Smugglers of Earth – 1

The start of a beautiful thing is often something bleak.

Dominating the otherwise flat land of Colm Naiir was a tall hill called Nea Tor. It rose steeply from the plains like a breaching whale. It was so big some called it a mountain, but instead of snow it was capped by a massive slab of rock. In the sunshine this looked like a large limpet on the snout of the whale. Now at night, in the storm of the century, it was invisible. Everywhere was howling wind, pouring water, driving rain, black and cold. It had been like this for the last four hours.
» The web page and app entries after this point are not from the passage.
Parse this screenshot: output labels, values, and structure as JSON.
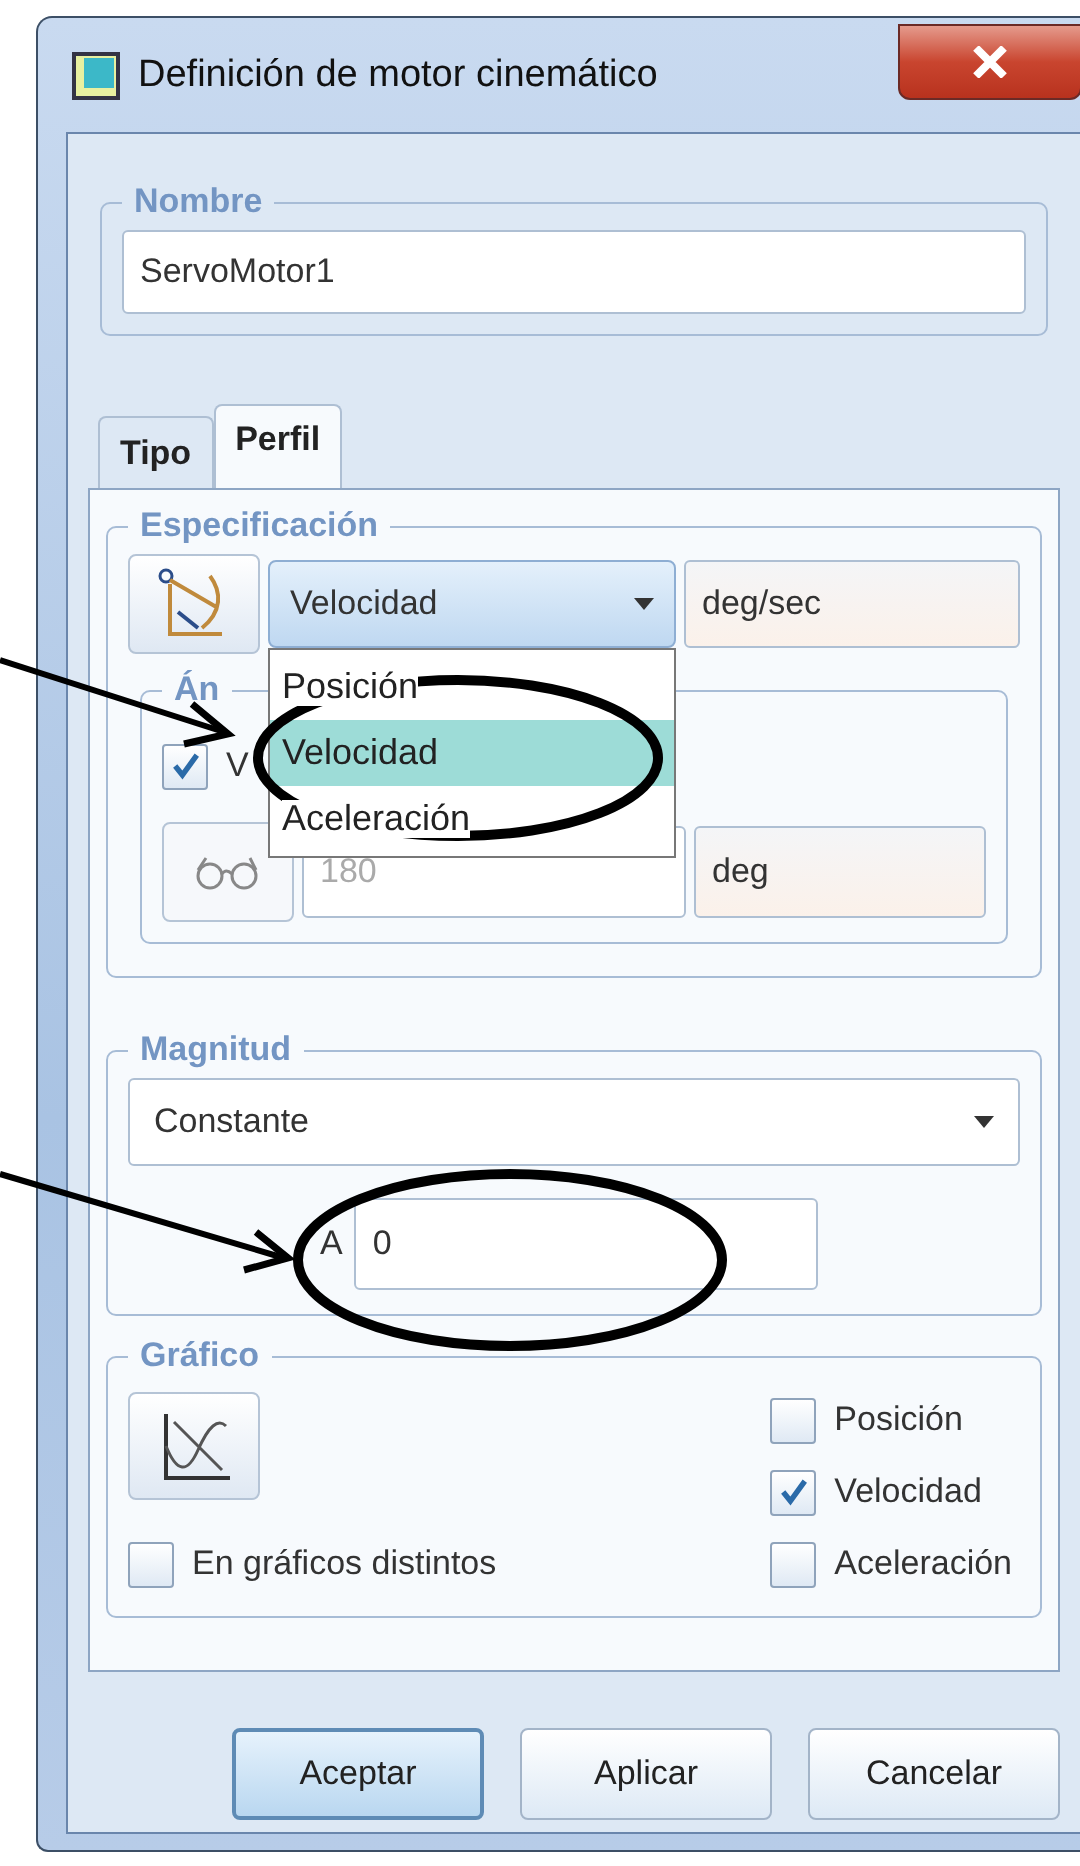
{
  "window": {
    "title": "Definición de motor cinemático"
  },
  "name_group": {
    "label": "Nombre",
    "value": "ServoMotor1"
  },
  "tabs": [
    {
      "label": "Tipo",
      "selected": false
    },
    {
      "label": "Perfil",
      "selected": true
    }
  ],
  "specification": {
    "label": "Especificación",
    "dropdown": {
      "value": "Velocidad",
      "expanded": true,
      "options": [
        {
          "label": "Posición",
          "selected": false
        },
        {
          "label": "Velocidad",
          "selected": true
        },
        {
          "label": "Aceleración",
          "selected": false
        }
      ]
    },
    "unit": "deg/sec"
  },
  "angle_group": {
    "label": "Án",
    "checkbox": {
      "label": "V",
      "checked": true
    },
    "value": "180",
    "disabled": true,
    "unit": "deg"
  },
  "magnitude": {
    "label": "Magnitud",
    "dropdown": {
      "value": "Constante"
    },
    "field": {
      "label": "A",
      "value": "0"
    }
  },
  "graph": {
    "label": "Gráfico",
    "separate": {
      "label": "En gráficos distintos",
      "checked": false
    },
    "series": [
      {
        "label": "Posición",
        "checked": false
      },
      {
        "label": "Velocidad",
        "checked": true
      },
      {
        "label": "Aceleración",
        "checked": false
      }
    ]
  },
  "buttons": [
    {
      "label": "Aceptar",
      "default": true
    },
    {
      "label": "Aplicar",
      "default": false
    },
    {
      "label": "Cancelar",
      "default": false
    }
  ]
}
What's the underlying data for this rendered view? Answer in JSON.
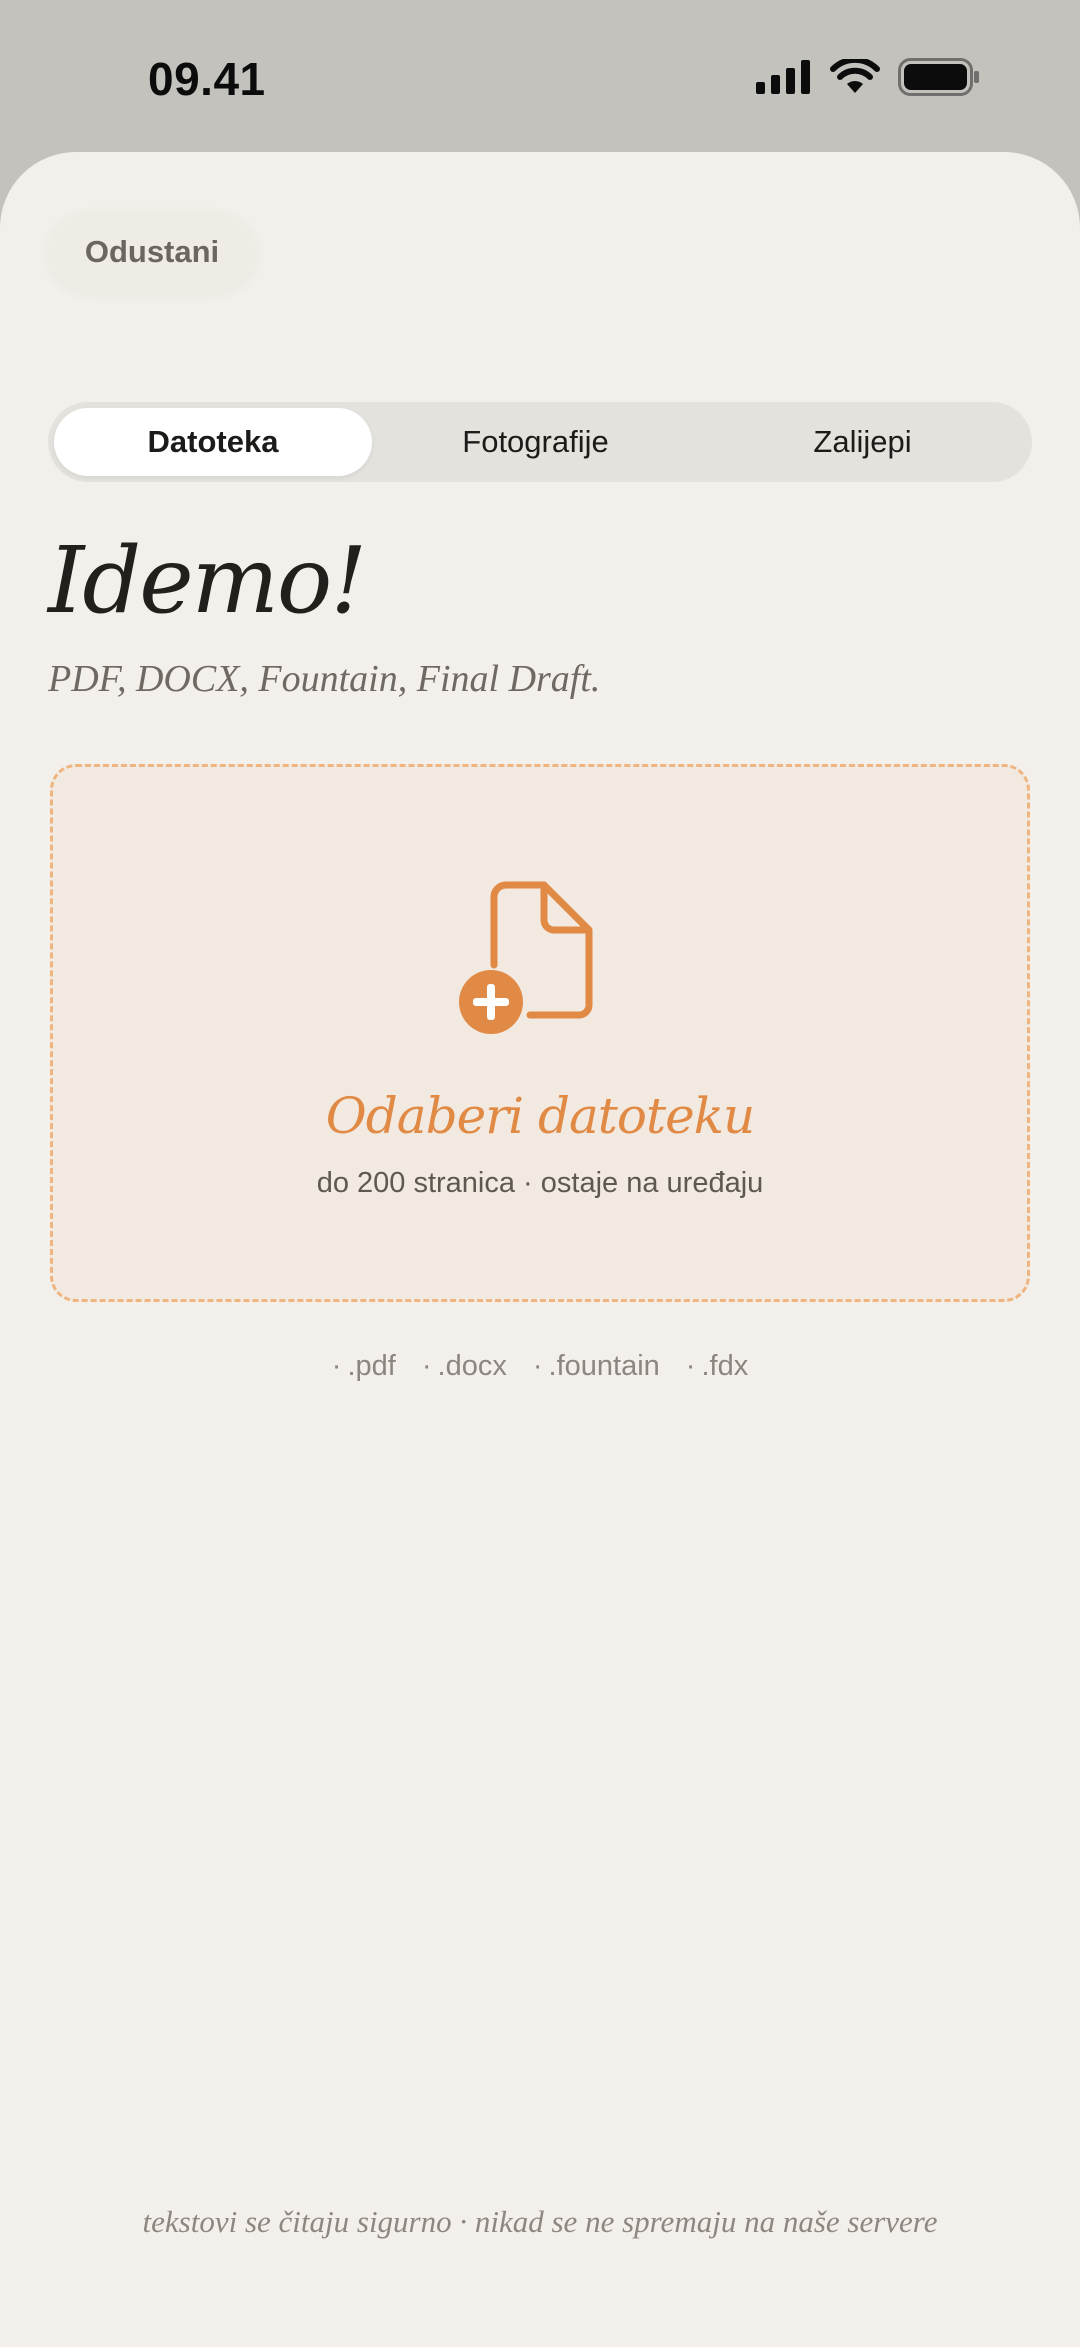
{
  "status_bar": {
    "time": "09.41",
    "icons": [
      "cellular-signal-icon",
      "wifi-icon",
      "battery-icon"
    ]
  },
  "header": {
    "cancel_label": "Odustani"
  },
  "tabs": [
    {
      "label": "Datoteka",
      "active": true
    },
    {
      "label": "Fotografije",
      "active": false
    },
    {
      "label": "Zalijepi",
      "active": false
    }
  ],
  "main": {
    "headline": "Idemo!",
    "subheadline": "PDF, DOCX, Fountain, Final Draft."
  },
  "dropzone": {
    "icon": "file-add-icon",
    "title": "Odaberi datoteku",
    "subtitle": "do 200 stranica · ostaje na uređaju"
  },
  "formats": [
    ".pdf",
    ".docx",
    ".fountain",
    ".fdx"
  ],
  "footer": {
    "note": "tekstovi se čitaju sigurno · nikad se ne spremaju na naše servere"
  },
  "colors": {
    "accent": "#e08a45",
    "dropzone_border": "#efb580",
    "sheet_background": "#f3f0eb",
    "backdrop": "#c3c2bd"
  }
}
Every few seconds or so a lightening bolt would light up the sky revealing the long sheets of rain pelting the Tor. If you had sharp eyes and you were looking in just the right place on the rock when lightening struck, you might also have seen a silhouette, a small dark figure standing at the very peak. A smuggler.

Marlon’s jacket collar was folded up around his neck and face, so high that it was impossible to see his nose. A smuggler’s trench coat made of thick leather, the jacket was over five feet long hanging down his legs, with never ending pockets on the inside and tribal patterns punctured into the leather on the outside. In the dry it was incredibly warm but it was not waterproof without a spell, and Marlon had run out of spells before he started climbing the Tor. All he had left in his pockets was a small pack of cards, which were soaked. Marlon’s dark brown eyes were trying to scan the landscape below him. The rain and wind pressed into his bones and plastered his hair across his face. From the limpet he would have had a view for many miles on a clear day, but with the storm of the century throwing buckets of water in his face, the task of finding what he was looking for was hopeless. He sighed and bowed his head. So. Much. Rain. His neck and his spine and his legs had a torrent of water flowing over them from his head to his feet. Lightening cracked above his head making him dip down onto his knees. The wind was picking up strength and it now hurt his face to look up from his collar.

Hunched on his knees he made up his mind and reached into the deep smuggler’s pockets of his coat. He pulled a playing card out. Immediately, the card began to shine in his hands in the night. Marlon searched his memory for the correct words. He had learned them in the same place he had gotten his jacket. That was a while ago, but after some thought he found that he still remembered. “Stars, show your fire. Let light see my black and deep desires.” A single voice in a storm on top of a mountain.